Task directions » The answer should match the entries that follow exactly, except that no image appears in it.

(Component data from apps and pages)
▬▬▬▬▬▬▬▬▬▬

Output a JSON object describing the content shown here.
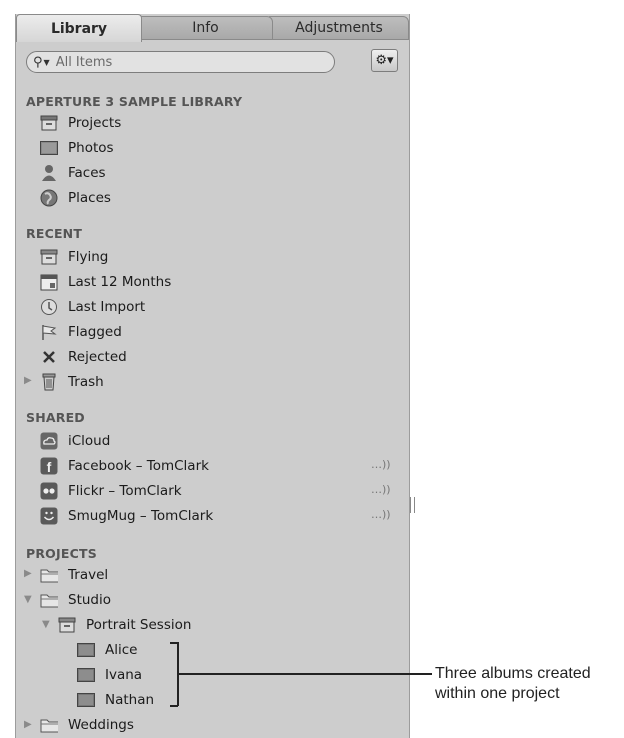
{
  "tabs": [
    {
      "label": "Library"
    },
    {
      "label": "Info"
    },
    {
      "label": "Adjustments"
    }
  ],
  "search": {
    "placeholder": "All Items"
  },
  "sections": {
    "library": {
      "header": "APERTURE 3 SAMPLE LIBRARY",
      "items": [
        {
          "label": "Projects",
          "icon": "projects-icon"
        },
        {
          "label": "Photos",
          "icon": "photos-icon"
        },
        {
          "label": "Faces",
          "icon": "faces-icon"
        },
        {
          "label": "Places",
          "icon": "places-icon"
        }
      ]
    },
    "recent": {
      "header": "RECENT",
      "items": [
        {
          "label": "Flying",
          "icon": "project-icon"
        },
        {
          "label": "Last 12 Months",
          "icon": "calendar-icon"
        },
        {
          "label": "Last Import",
          "icon": "import-icon"
        },
        {
          "label": "Flagged",
          "icon": "flag-icon"
        },
        {
          "label": "Rejected",
          "icon": "x-icon"
        },
        {
          "label": "Trash",
          "icon": "trash-icon"
        }
      ]
    },
    "shared": {
      "header": "SHARED",
      "items": [
        {
          "label": "iCloud",
          "icon": "icloud-icon"
        },
        {
          "label": "Facebook – TomClark",
          "icon": "facebook-icon"
        },
        {
          "label": "Flickr – TomClark",
          "icon": "flickr-icon"
        },
        {
          "label": "SmugMug – TomClark",
          "icon": "smugmug-icon"
        }
      ]
    },
    "projects": {
      "header": "PROJECTS",
      "items": [
        {
          "label": "Travel",
          "icon": "folder-icon"
        },
        {
          "label": "Studio",
          "icon": "folder-icon"
        },
        {
          "label": "Portrait Session",
          "icon": "project-icon"
        },
        {
          "label": "Alice",
          "icon": "album-icon"
        },
        {
          "label": "Ivana",
          "icon": "album-icon"
        },
        {
          "label": "Nathan",
          "icon": "album-icon"
        },
        {
          "label": "Weddings",
          "icon": "folder-icon"
        }
      ]
    }
  },
  "annotation": {
    "line1": "Three albums created",
    "line2": "within one project"
  }
}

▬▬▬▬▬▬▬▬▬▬

Exercise response »
Output a JSON object describing the content shown here.
{
  "tabs": [
    {
      "label": "Library"
    },
    {
      "label": "Info"
    },
    {
      "label": "Adjustments"
    }
  ],
  "search": {
    "placeholder": "All Items"
  },
  "sections": {
    "library": {
      "header": "APERTURE 3 SAMPLE LIBRARY",
      "items": [
        {
          "label": "Projects",
          "icon": "projects-icon"
        },
        {
          "label": "Photos",
          "icon": "photos-icon"
        },
        {
          "label": "Faces",
          "icon": "faces-icon"
        },
        {
          "label": "Places",
          "icon": "places-icon"
        }
      ]
    },
    "recent": {
      "header": "RECENT",
      "items": [
        {
          "label": "Flying",
          "icon": "project-icon"
        },
        {
          "label": "Last 12 Months",
          "icon": "calendar-icon"
        },
        {
          "label": "Last Import",
          "icon": "import-icon"
        },
        {
          "label": "Flagged",
          "icon": "flag-icon"
        },
        {
          "label": "Rejected",
          "icon": "x-icon"
        },
        {
          "label": "Trash",
          "icon": "trash-icon"
        }
      ]
    },
    "shared": {
      "header": "SHARED",
      "items": [
        {
          "label": "iCloud",
          "icon": "icloud-icon"
        },
        {
          "label": "Facebook – TomClark",
          "icon": "facebook-icon"
        },
        {
          "label": "Flickr – TomClark",
          "icon": "flickr-icon"
        },
        {
          "label": "SmugMug – TomClark",
          "icon": "smugmug-icon"
        }
      ]
    },
    "projects": {
      "header": "PROJECTS",
      "items": [
        {
          "label": "Travel",
          "icon": "folder-icon"
        },
        {
          "label": "Studio",
          "icon": "folder-icon"
        },
        {
          "label": "Portrait Session",
          "icon": "project-icon"
        },
        {
          "label": "Alice",
          "icon": "album-icon"
        },
        {
          "label": "Ivana",
          "icon": "album-icon"
        },
        {
          "label": "Nathan",
          "icon": "album-icon"
        },
        {
          "label": "Weddings",
          "icon": "folder-icon"
        }
      ]
    }
  },
  "annotation": {
    "line1": "Three albums created",
    "line2": "within one project"
  }
}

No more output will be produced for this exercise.